━━ Supplied material ━━

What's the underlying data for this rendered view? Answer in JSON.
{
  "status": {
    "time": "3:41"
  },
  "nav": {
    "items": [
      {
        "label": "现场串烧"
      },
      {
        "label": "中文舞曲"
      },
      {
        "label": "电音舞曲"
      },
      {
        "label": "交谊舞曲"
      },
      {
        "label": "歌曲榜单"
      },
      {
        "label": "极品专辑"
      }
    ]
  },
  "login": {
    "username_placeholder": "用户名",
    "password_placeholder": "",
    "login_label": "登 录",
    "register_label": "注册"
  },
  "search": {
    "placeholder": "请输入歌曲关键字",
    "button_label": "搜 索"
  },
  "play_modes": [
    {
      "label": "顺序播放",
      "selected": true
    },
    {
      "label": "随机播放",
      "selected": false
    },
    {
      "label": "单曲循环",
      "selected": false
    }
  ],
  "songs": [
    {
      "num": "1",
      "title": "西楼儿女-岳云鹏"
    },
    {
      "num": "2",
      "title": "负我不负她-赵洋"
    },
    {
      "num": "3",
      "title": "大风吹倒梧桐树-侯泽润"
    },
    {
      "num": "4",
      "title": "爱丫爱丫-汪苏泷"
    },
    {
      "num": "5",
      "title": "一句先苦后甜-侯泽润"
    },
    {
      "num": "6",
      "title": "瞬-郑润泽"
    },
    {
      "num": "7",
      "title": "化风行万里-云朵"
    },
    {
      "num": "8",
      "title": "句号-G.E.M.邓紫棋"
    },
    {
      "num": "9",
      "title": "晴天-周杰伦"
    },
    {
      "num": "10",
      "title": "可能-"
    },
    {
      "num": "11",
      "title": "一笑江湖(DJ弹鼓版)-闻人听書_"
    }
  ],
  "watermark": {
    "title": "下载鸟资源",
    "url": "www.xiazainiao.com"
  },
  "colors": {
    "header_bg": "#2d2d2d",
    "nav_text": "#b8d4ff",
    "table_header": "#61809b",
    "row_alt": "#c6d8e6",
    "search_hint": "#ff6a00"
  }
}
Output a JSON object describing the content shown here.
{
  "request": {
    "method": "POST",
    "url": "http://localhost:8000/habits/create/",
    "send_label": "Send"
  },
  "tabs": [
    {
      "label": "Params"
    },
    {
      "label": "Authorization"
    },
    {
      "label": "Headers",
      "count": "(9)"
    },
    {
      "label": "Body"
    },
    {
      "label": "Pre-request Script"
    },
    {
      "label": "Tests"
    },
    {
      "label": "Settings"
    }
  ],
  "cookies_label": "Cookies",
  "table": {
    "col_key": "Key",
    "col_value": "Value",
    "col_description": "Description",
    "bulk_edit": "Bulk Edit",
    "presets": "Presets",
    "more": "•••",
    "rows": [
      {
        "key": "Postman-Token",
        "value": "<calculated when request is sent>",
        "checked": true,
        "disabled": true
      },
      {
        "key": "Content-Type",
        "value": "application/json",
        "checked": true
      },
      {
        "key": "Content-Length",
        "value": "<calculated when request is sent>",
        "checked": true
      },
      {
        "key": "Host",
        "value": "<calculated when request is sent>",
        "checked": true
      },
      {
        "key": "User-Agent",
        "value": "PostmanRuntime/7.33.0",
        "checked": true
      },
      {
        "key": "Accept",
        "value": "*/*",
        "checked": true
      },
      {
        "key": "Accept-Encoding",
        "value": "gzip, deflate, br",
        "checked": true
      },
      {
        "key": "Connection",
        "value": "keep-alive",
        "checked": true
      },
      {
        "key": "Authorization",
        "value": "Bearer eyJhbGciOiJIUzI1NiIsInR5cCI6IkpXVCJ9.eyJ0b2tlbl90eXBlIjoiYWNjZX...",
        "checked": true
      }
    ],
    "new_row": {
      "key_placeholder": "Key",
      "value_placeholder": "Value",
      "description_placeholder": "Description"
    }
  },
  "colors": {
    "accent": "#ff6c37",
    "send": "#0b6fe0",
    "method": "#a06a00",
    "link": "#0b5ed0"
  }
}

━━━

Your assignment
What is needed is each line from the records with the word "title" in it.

Output of the exercise
      "title": "西楼儿女-岳云鹏"
      "title": "负我不负她-赵洋"
      "title": "大风吹倒梧桐树-侯泽润"
      "title": "爱丫爱丫-汪苏泷"
      "title": "一句先苦后甜-侯泽润"
      "title": "瞬-郑润泽"
      "title": "化风行万里-云朵"
      "title": "句号-G.E.M.邓紫棋"
      "title": "晴天-周杰伦"
      "title": "可能-"
      "title": "一笑江湖(DJ弹鼓版)-闻人听書_"
    "title": "下载鸟资源",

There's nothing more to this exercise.